◆ TASK ITEM:
Print the records exactly. Every mark must remain.

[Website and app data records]
┌──
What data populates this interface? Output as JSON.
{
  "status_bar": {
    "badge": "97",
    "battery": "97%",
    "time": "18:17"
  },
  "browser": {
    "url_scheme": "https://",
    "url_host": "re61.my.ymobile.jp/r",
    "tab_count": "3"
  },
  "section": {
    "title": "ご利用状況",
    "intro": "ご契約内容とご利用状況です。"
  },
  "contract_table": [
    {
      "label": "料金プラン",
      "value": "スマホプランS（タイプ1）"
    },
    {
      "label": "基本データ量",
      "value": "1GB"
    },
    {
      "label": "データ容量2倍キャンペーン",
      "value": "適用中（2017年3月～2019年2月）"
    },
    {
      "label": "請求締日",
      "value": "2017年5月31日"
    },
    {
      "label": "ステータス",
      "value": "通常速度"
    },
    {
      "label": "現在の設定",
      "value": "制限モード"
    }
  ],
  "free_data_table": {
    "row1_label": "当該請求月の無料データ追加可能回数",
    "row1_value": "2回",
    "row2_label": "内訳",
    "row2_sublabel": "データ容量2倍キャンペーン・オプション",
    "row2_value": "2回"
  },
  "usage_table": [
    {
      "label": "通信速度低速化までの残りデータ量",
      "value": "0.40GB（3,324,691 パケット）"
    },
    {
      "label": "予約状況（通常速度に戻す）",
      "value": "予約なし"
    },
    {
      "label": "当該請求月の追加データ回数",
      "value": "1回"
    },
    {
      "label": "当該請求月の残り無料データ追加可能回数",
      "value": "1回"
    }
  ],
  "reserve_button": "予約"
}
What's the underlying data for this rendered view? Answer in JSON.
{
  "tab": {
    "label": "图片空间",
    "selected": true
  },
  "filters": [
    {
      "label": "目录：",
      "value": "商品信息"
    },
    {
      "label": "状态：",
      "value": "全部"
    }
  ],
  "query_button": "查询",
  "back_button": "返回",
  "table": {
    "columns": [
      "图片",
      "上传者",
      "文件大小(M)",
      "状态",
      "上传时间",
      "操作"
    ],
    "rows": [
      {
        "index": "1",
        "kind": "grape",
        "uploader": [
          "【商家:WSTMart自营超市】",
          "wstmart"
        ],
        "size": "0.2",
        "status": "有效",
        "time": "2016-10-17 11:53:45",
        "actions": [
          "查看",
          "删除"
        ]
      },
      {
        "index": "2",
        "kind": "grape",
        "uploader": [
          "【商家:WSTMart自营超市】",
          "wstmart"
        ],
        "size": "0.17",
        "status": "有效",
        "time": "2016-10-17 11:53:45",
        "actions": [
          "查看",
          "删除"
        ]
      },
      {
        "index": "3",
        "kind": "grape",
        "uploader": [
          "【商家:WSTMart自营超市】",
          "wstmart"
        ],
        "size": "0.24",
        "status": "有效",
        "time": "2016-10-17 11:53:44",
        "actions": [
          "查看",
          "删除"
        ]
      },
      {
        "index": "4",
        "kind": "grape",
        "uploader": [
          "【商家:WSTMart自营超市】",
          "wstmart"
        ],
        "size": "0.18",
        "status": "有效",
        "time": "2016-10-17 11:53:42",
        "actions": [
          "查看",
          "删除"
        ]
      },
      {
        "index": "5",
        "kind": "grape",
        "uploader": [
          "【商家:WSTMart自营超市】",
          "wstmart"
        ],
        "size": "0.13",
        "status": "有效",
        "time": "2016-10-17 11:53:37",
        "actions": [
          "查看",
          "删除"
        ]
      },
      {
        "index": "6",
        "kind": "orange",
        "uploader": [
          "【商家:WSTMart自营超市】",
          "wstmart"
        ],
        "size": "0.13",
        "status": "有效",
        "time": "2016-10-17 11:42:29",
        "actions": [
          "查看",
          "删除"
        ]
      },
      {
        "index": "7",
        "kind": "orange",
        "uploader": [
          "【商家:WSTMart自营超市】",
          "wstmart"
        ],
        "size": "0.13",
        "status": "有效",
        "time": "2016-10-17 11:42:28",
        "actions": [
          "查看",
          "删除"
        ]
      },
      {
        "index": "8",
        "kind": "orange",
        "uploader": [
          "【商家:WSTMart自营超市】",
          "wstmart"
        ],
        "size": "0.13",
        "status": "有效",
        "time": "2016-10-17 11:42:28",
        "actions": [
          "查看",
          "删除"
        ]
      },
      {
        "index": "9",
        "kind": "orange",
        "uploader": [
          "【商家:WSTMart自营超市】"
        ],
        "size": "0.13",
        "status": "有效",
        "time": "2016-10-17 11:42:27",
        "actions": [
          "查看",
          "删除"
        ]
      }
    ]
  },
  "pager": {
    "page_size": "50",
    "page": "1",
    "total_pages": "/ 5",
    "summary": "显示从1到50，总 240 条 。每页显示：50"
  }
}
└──
◆ RESULT OF THIS EXERCISE:
What data populates this interface? Output as JSON.
{
  "status_bar": {
    "badge": "97",
    "battery": "97%",
    "time": "18:17"
  },
  "browser": {
    "url_scheme": "https://",
    "url_host": "re61.my.ymobile.jp/r",
    "tab_count": "3"
  },
  "section": {
    "title": "ご利用状況",
    "intro": "ご契約内容とご利用状況です。"
  },
  "contract_table": [
    {
      "label": "料金プラン",
      "value": "スマホプランS（タイプ1）"
    },
    {
      "label": "基本データ量",
      "value": "1GB"
    },
    {
      "label": "データ容量2倍キャンペーン",
      "value": "適用中（2017年3月～2019年2月）"
    },
    {
      "label": "請求締日",
      "value": "2017年5月31日"
    },
    {
      "label": "ステータス",
      "value": "通常速度"
    },
    {
      "label": "現在の設定",
      "value": "制限モード"
    }
  ],
  "free_data_table": {
    "row1_label": "当該請求月の無料データ追加可能回数",
    "row1_value": "2回",
    "row2_label": "内訳",
    "row2_sublabel": "データ容量2倍キャンペーン・オプション",
    "row2_value": "2回"
  },
  "usage_table": [
    {
      "label": "通信速度低速化までの残りデータ量",
      "value": "0.40GB（3,324,691 パケット）"
    },
    {
      "label": "予約状況（通常速度に戻す）",
      "value": "予約なし"
    },
    {
      "label": "当該請求月の追加データ回数",
      "value": "1回"
    },
    {
      "label": "当該請求月の残り無料データ追加可能回数",
      "value": "1回"
    }
  ],
  "reserve_button": "予約"
}
What's the underlying data for this rendered view? Answer in JSON.
{
  "tab": {
    "label": "图片空间",
    "selected": true
  },
  "filters": [
    {
      "label": "目录：",
      "value": "商品信息"
    },
    {
      "label": "状态：",
      "value": "全部"
    }
  ],
  "query_button": "查询",
  "back_button": "返回",
  "table": {
    "columns": [
      "图片",
      "上传者",
      "文件大小(M)",
      "状态",
      "上传时间",
      "操作"
    ],
    "rows": [
      {
        "index": "1",
        "kind": "grape",
        "uploader": [
          "【商家:WSTMart自营超市】",
          "wstmart"
        ],
        "size": "0.2",
        "status": "有效",
        "time": "2016-10-17 11:53:45",
        "actions": [
          "查看",
          "删除"
        ]
      },
      {
        "index": "2",
        "kind": "grape",
        "uploader": [
          "【商家:WSTMart自营超市】",
          "wstmart"
        ],
        "size": "0.17",
        "status": "有效",
        "time": "2016-10-17 11:53:45",
        "actions": [
          "查看",
          "删除"
        ]
      },
      {
        "index": "3",
        "kind": "grape",
        "uploader": [
          "【商家:WSTMart自营超市】",
          "wstmart"
        ],
        "size": "0.24",
        "status": "有效",
        "time": "2016-10-17 11:53:44",
        "actions": [
          "查看",
          "删除"
        ]
      },
      {
        "index": "4",
        "kind": "grape",
        "uploader": [
          "【商家:WSTMart自营超市】",
          "wstmart"
        ],
        "size": "0.18",
        "status": "有效",
        "time": "2016-10-17 11:53:42",
        "actions": [
          "查看",
          "删除"
        ]
      },
      {
        "index": "5",
        "kind": "grape",
        "uploader": [
          "【商家:WSTMart自营超市】",
          "wstmart"
        ],
        "size": "0.13",
        "status": "有效",
        "time": "2016-10-17 11:53:37",
        "actions": [
          "查看",
          "删除"
        ]
      },
      {
        "index": "6",
        "kind": "orange",
        "uploader": [
          "【商家:WSTMart自营超市】",
          "wstmart"
        ],
        "size": "0.13",
        "status": "有效",
        "time": "2016-10-17 11:42:29",
        "actions": [
          "查看",
          "删除"
        ]
      },
      {
        "index": "7",
        "kind": "orange",
        "uploader": [
          "【商家:WSTMart自营超市】",
          "wstmart"
        ],
        "size": "0.13",
        "status": "有效",
        "time": "2016-10-17 11:42:28",
        "actions": [
          "查看",
          "删除"
        ]
      },
      {
        "index": "8",
        "kind": "orange",
        "uploader": [
          "【商家:WSTMart自营超市】",
          "wstmart"
        ],
        "size": "0.13",
        "status": "有效",
        "time": "2016-10-17 11:42:28",
        "actions": [
          "查看",
          "删除"
        ]
      },
      {
        "index": "9",
        "kind": "orange",
        "uploader": [
          "【商家:WSTMart自营超市】"
        ],
        "size": "0.13",
        "status": "有效",
        "time": "2016-10-17 11:42:27",
        "actions": [
          "查看",
          "删除"
        ]
      }
    ]
  },
  "pager": {
    "page_size": "50",
    "page": "1",
    "total_pages": "/ 5",
    "summary": "显示从1到50，总 240 条 。每页显示：50"
  }
}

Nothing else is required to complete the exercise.